Any booger eating moron knows that punk rock is funny. But punkcore is both funny and crazy, which makes for an entertaining listening experience. The casualties have been in this business for about twenty six years. Although they appear to be a band of flamboyant show offs, they keep a very low profile and information about them is scarce. Their two thousand nine release, We Are All We Have
, was characterized by explosive riffs and a couple of quaint reggae infusions. Their two thousand twelve album, Resistance
, featured harmonic textures with some Offspring influences. For eighteen dollars, Chaos Sound
comes in a little box, with a D-ring styled key chain and a plastic poster flag displaying the album art. It's printed on a gray field, like the album cover and is a little bit smaller than most poster flags from the record stores. The album art depicts a band member holding up a can of beer to the skyline of an unspecified big city, as if to say cheers.
Vocalist Jorge Herrera is the only original band member who still remains in the line up. Other performers have come and gone, but he is the mainstay personality of the band, which is arguably the group's identity. His vocal style is very throaty, rough and abrasive, with an ignorant air of machismo. He has a very limited vocal range, so the tonal vicissitudes come through the chorus vocals. The album starts with a thirty second vocal solo of a female, who demonstrates her operatic skill. Then the two and a half minute title track kicks in with a grinding bass rhythm. A high note guitar hook blares in like a battle charging bugler. "Slam, slam!" "It's back to your roots with our radio playing, a song with no rules!" The drums sound off with a thunderous frenzy. The bass energetically shifts through an array of mid range notes. While the guitar hits some more alarming high notes.
Guitarist Jake Kolatis has been with the band since nineteen ninety three. He is inspired by The Ramones
, Sex Pistols
and The Exploited
. Somebody once threw a beer bottle at his head, during a gig in Mexico City and he was tough enough to keep on playing. He usually plays fast with crisp distortion and cuts in like a saw blade. Sometimes he plays rough and tumble strumming melodies, to orchestrate their stereotypical punk messages. Countdown to Tomorrow features a very intriguing melody, with a Mideastern flair. The first twenty seconds of this two and a half minute song, are a symphonic little introduction. Jorge suddenly shouts out "countdown to tomorrow". Then the usual punkcore instrumentation jumps in to carry that melody onward with speed and explosiveness.

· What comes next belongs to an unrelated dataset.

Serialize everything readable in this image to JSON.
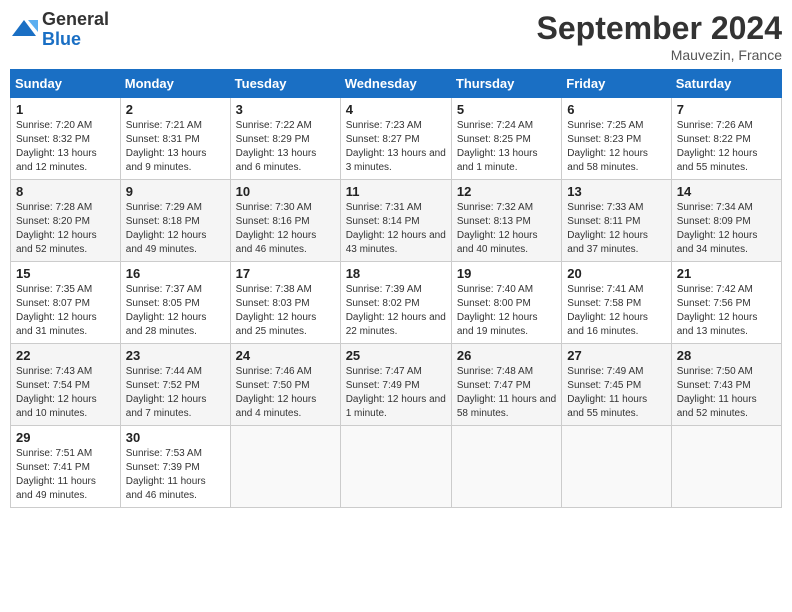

Rick Lopez has been with the band since nineteen ninety eight, succeeding the bass position from three past members. He is a very versatile bassist and plays a fundamental role in these musical schemes. The bass music is usually played fast with sudden note variations. Or sometimes it goes with heavy and chunky textures. Occasionally he flutters and stutters the notes, to add a tricky twist to the nuances of the compositions. In the Lost City opens with some emphatic bass notes. Then suddenly the guitar music carries on a choppy melody, which sounds very similar to the classic Judas Priest song called Running Wild. Jorge abrasively hollers out the lines; "walking down the same streets, we're seeing the changes". The drummer goes with the flow of the jam, using slower yet harder beat patterns. Then the chorus chimes in with a few pertinent lines and then follows with a commercial sounding vocal texture. "Whoa, oh oh oh!"
Marc Meggers was self taught and began playing the drums in ninety three. He has been with the band since ninety five and provides a full beat tone presence with nearly constant activity. Except at certain moments, when the emphasis is on the stringed instruments. He usually plays the bass drums at a flickering tempo, throughout these short songs. Bomb Blast starts energetic bass chugging rhythm. Jorge maniacally screams out the catch phrase, "world war three", for a total of thirteen times. The bass music continues to chug out this catchy rhythm, with some fast and aesthetic drum arrangements. Halfway in the rhythm is altered into an awesome melody. "A wasteland of nothing, hope of life is slaughtered" "Killing mother, son and daughter!
is fifteen songs that last for about thirty four minutes. Most of the tracks go for about two and a half minutes. They seem to happen so fast, that you almost miss it, if you're not paying attention. As far as the funny factor, sure they exhibit comical hairdos, but their material isn't as humorous as the Suicidal Tendencies
'. So maybe they're more like a street punk band in that regard. The album title is over hyped and exaggerated. Chaos Sound
didn't sound nearly as crazy as We Are All We Have
, which was much rawer and grittier. "Whoa, oh oh oh!". Any semblance of chaos is canceled out by the corny choruses. Although they occasionally appear on their previous releases, they are much more prevalent on Chaos Sound
, giving it a more commercial sound than usual. It still rocks out pretty good, but at a couple of notches lower than their last two albums.